I wrote the following this morning in response to a question someone had about how to market their new web service. Based on my own experience, I think its generally correct. No matter what your business size, you have to respect your users.
Forget about marketing for a second. Is your product compelling? The first thing I always look for when developing something new is whether or not it gives me an “ohhh” response once I see the initial concept in action. To be specific, as you are working on your project have you had the moment where it does something unique and you suddenly see that your idea has real potential? Or conversely, have you spent a lot of time working on your idea but you haven’t had that moment of realization? If so, then unfortunately your project might be dead on arrival.
I am working on something right now that started as an idea that popped into my head. I took 6 hours writing the core part of the app, then let it run for a couple days. As I started using it myself, I had that “Ohh!” experience. To me, that’s what tells me this can be a very compelling experience and why I’m pursuing further with it.
So if your product is compelling, then you’ve already gone 80% of the way there. The last 20% is the hard part.

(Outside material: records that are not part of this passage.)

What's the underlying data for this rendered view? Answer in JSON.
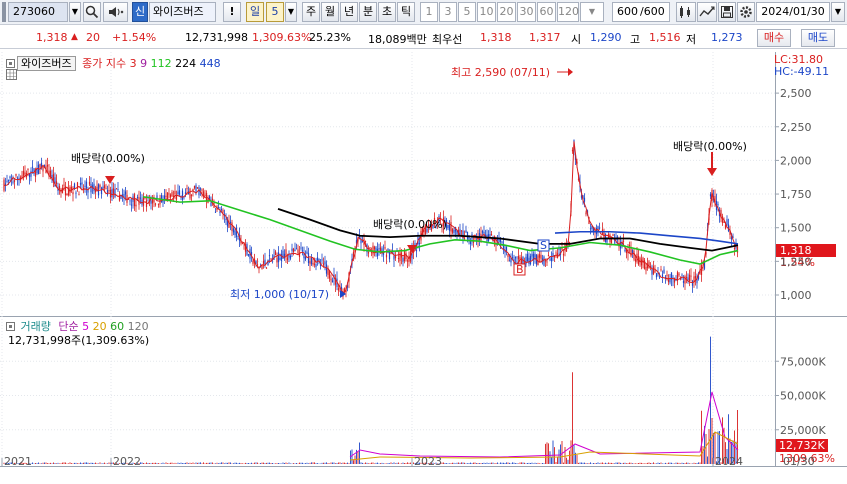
{
  "toolbar": {
    "stock_code": "273060",
    "search_icon": "search-icon",
    "sound_icon": "speaker-icon",
    "credit_badge": "신",
    "stock_name": "와이즈버즈",
    "alert_label": "!",
    "period_selected": "일",
    "period_value": "5",
    "period_tabs": [
      "주",
      "월",
      "년",
      "분",
      "초",
      "틱"
    ],
    "interval_buttons": [
      "1",
      "3",
      "5",
      "10",
      "20",
      "30",
      "60",
      "120"
    ],
    "count_display": "600",
    "count_total": "/600",
    "date": "2024/01/30"
  },
  "quote": {
    "price": "1,318",
    "change": "20",
    "change_pct": "+1.54%",
    "volume": "12,731,998",
    "volume_ratio": "1,309.63%",
    "turnover": "25.23%",
    "amount": "18,089백만",
    "bid_label": "최우선",
    "bid1": "1,318",
    "bid2": "1,317",
    "open_label": "시",
    "open": "1,290",
    "high_label": "고",
    "high": "1,516",
    "low_label": "저",
    "low": "1,273",
    "buy_label": "매수",
    "sell_label": "매도"
  },
  "price_panel": {
    "name": "와이즈버즈",
    "ma_legend": "종가 지수",
    "ma_periods": [
      "3",
      "9",
      "112",
      "224",
      "448"
    ],
    "ma_colors": [
      "#d91f1f",
      "#a020a0",
      "#22c322",
      "#000000",
      "#1c46c8"
    ],
    "lc": "LC:31.80",
    "hc": "HC:-49.11",
    "annotations": {
      "high": "최고 2,590 (07/11)",
      "low": "최저 1,000 (10/17)",
      "dividend_1": "배당락(0.00%)",
      "dividend_2": "배당락(0.00%)",
      "dividend_3": "배당락(0.00%)"
    },
    "y_ticks": [
      "2,500",
      "2,250",
      "2,000",
      "1,750",
      "1,500",
      "1,250",
      "1,000"
    ],
    "current_price_tag": "1,318",
    "current_pct_tag": "1.54%",
    "markers": [
      "S",
      "B"
    ]
  },
  "volume_panel": {
    "title": "거래량",
    "ma_legend": "단순",
    "ma_periods": [
      "5",
      "20",
      "60",
      "120"
    ],
    "ma_colors": [
      "#d000d0",
      "#d8a000",
      "#22a022",
      "#777777"
    ],
    "current": "12,731,998주(1,309.63%)",
    "y_ticks": [
      "75,000K",
      "50,000K",
      "25,000K"
    ],
    "current_tag": "12,732K",
    "pct_tag": "1309.63%"
  },
  "x_axis": {
    "labels": [
      "2021",
      "2022",
      "2023",
      "2024"
    ],
    "end_label": "01/30"
  },
  "colors": {
    "up": "#d91f1f",
    "down": "#1c46c8",
    "ma112": "#22c322",
    "ma224": "#000000",
    "ma448": "#1c46c8"
  }
}
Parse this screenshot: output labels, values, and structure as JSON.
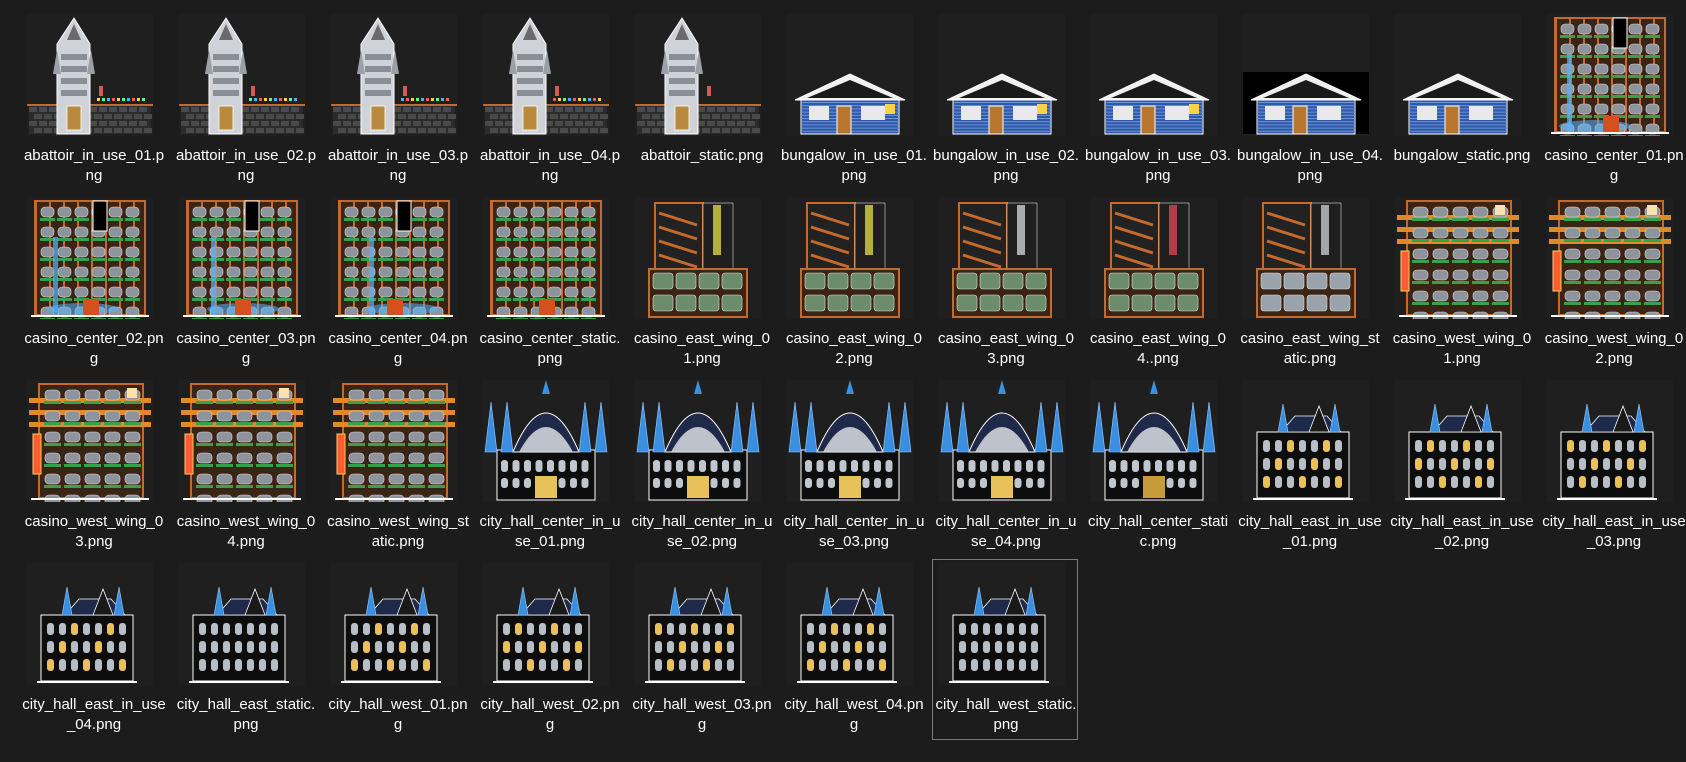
{
  "files": [
    {
      "name": "abattoir_in_use_01.png",
      "kind": "abattoir",
      "variant": 1,
      "selected": false
    },
    {
      "name": "abattoir_in_use_02.png",
      "kind": "abattoir",
      "variant": 2,
      "selected": false
    },
    {
      "name": "abattoir_in_use_03.png",
      "kind": "abattoir",
      "variant": 3,
      "selected": false
    },
    {
      "name": "abattoir_in_use_04.png",
      "kind": "abattoir",
      "variant": 4,
      "selected": false
    },
    {
      "name": "abattoir_static.png",
      "kind": "abattoir",
      "variant": 0,
      "selected": false
    },
    {
      "name": "bungalow_in_use_01.png",
      "kind": "bungalow",
      "variant": 1,
      "selected": false
    },
    {
      "name": "bungalow_in_use_02.png",
      "kind": "bungalow",
      "variant": 2,
      "selected": false
    },
    {
      "name": "bungalow_in_use_03.png",
      "kind": "bungalow",
      "variant": 3,
      "selected": false
    },
    {
      "name": "bungalow_in_use_04.png",
      "kind": "bungalow",
      "variant": 4,
      "selected": false
    },
    {
      "name": "bungalow_static.png",
      "kind": "bungalow",
      "variant": 0,
      "selected": false
    },
    {
      "name": "casino_center_01.png",
      "kind": "casino_center",
      "variant": 1,
      "selected": false
    },
    {
      "name": "casino_center_02.png",
      "kind": "casino_center",
      "variant": 2,
      "selected": false
    },
    {
      "name": "casino_center_03.png",
      "kind": "casino_center",
      "variant": 3,
      "selected": false
    },
    {
      "name": "casino_center_04.png",
      "kind": "casino_center",
      "variant": 4,
      "selected": false
    },
    {
      "name": "casino_center_static.png",
      "kind": "casino_center",
      "variant": 0,
      "selected": false
    },
    {
      "name": "casino_east_wing_01.png",
      "kind": "casino_east",
      "variant": 1,
      "selected": false
    },
    {
      "name": "casino_east_wing_02.png",
      "kind": "casino_east",
      "variant": 2,
      "selected": false
    },
    {
      "name": "casino_east_wing_03.png",
      "kind": "casino_east",
      "variant": 3,
      "selected": false
    },
    {
      "name": "casino_east_wing_04..png",
      "kind": "casino_east",
      "variant": 4,
      "selected": false
    },
    {
      "name": "casino_east_wing_static.png",
      "kind": "casino_east",
      "variant": 0,
      "selected": false
    },
    {
      "name": "casino_west_wing_01.png",
      "kind": "casino_west",
      "variant": 1,
      "selected": false
    },
    {
      "name": "casino_west_wing_02.png",
      "kind": "casino_west",
      "variant": 2,
      "selected": false
    },
    {
      "name": "casino_west_wing_03.png",
      "kind": "casino_west",
      "variant": 3,
      "selected": false
    },
    {
      "name": "casino_west_wing_04.png",
      "kind": "casino_west",
      "variant": 4,
      "selected": false
    },
    {
      "name": "casino_west_wing_static.png",
      "kind": "casino_west",
      "variant": 0,
      "selected": false
    },
    {
      "name": "city_hall_center_in_use_01.png",
      "kind": "city_hall_center",
      "variant": 1,
      "selected": false
    },
    {
      "name": "city_hall_center_in_use_02.png",
      "kind": "city_hall_center",
      "variant": 2,
      "selected": false
    },
    {
      "name": "city_hall_center_in_use_03.png",
      "kind": "city_hall_center",
      "variant": 3,
      "selected": false
    },
    {
      "name": "city_hall_center_in_use_04.png",
      "kind": "city_hall_center",
      "variant": 4,
      "selected": false
    },
    {
      "name": "city_hall_center_static.png",
      "kind": "city_hall_center",
      "variant": 0,
      "selected": false
    },
    {
      "name": "city_hall_east_in_use_01.png",
      "kind": "city_hall_wing",
      "variant": 1,
      "selected": false
    },
    {
      "name": "city_hall_east_in_use_02.png",
      "kind": "city_hall_wing",
      "variant": 2,
      "selected": false
    },
    {
      "name": "city_hall_east_in_use_03.png",
      "kind": "city_hall_wing",
      "variant": 3,
      "selected": false
    },
    {
      "name": "city_hall_east_in_use_04.png",
      "kind": "city_hall_wing",
      "variant": 4,
      "selected": false
    },
    {
      "name": "city_hall_east_static.png",
      "kind": "city_hall_wing",
      "variant": 0,
      "selected": false
    },
    {
      "name": "city_hall_west_01.png",
      "kind": "city_hall_wing",
      "variant": 1,
      "selected": false
    },
    {
      "name": "city_hall_west_02.png",
      "kind": "city_hall_wing",
      "variant": 2,
      "selected": false
    },
    {
      "name": "city_hall_west_03.png",
      "kind": "city_hall_wing",
      "variant": 3,
      "selected": false
    },
    {
      "name": "city_hall_west_04.png",
      "kind": "city_hall_wing",
      "variant": 4,
      "selected": false
    },
    {
      "name": "city_hall_west_static.png",
      "kind": "city_hall_wing",
      "variant": 0,
      "selected": true
    }
  ],
  "colors": {
    "background": "#1c1c1c",
    "text": "#ffffff",
    "selection_border": "#7a7a7a",
    "brick": "#c56a2c",
    "window_gold": "#e8c15a",
    "stone": "#cfd3d8",
    "spire_blue": "#3a8fe0",
    "roof_dark": "#1f2a4a",
    "bungalow_blue": "#2f5aa8"
  }
}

Find the audiences that will use what you’re building. Demonstrate it for them. Free access, full-on support to your initial base of users, etc. Devote yourself to answering people’s questions. You will find that word of mouth happens very easily when people are excited about what you’re doing.
When you have introduced it to your core audience, which will be very small to begin with, then look around at media outlets. These days media outlets range from popular forums about the niche you are filling, to blogs and related mass-media publications. Getting on Techcrunch is cool. Its a good way to get some exposure. Hacker News itself is becoming a good place to launch, because the community is still very small and much more devoted to trying new things. I used to get hit occasionally by Slashdot and Digg, and that traffic was good for big spikes, but I would only see about 1-2 percent overall traffic boosts after that overally. However, that was an extra 2 percent I didn’t have before.
Now, once you are established and have a small but active user base then you might consider bigger venues for advertising. Buying ads on popular sites like Digg and Techcrunch can help. Its very targeted, which is what you want.
If you want some Google juice, oddly enough doing press releases can help. I started a company in the beginning of 2007 and we were paying about $150-$200 for press releases a few times a month. We didn’t see huge amounts of direct web traffic, but it was really good for getting the word out. People in the financial industry (who pay more attention to press releases than the rest of us) were talking about us and daily I was seeing our name being talked about in the niche circles we were targeting. The co-founder was invited to interview on a few radio shows, which helped after that. (Sadly the company is defunct now. That’s how startups go. However that was not because of the advertising and word of mouth.)
Don’t spend a ton of money on press releases. If your target audience is general web users, then releasing a press release 4x a month will do bollux for you. If you’re targeting businesses, then press releases can be more helpful. But still be careful.
The last thing that I can suggest, is remember your users are “customers” and NOT “consumers”. You can always tell a marketing shill versus a true entrepreneur by how they refer to people. Everyone forgets that before the 20th century, consumption meant you had tuberculosis. Then that term got morphed to refer to “the dirty poor masses that buy the rotten horse meat we sell them as hot dogs.” I am a customer, a user, not a consumer. Remember that if you treat your potential audience with respect, *your* users, then they will respect your product and that goes much further than any dollar spent on marketing.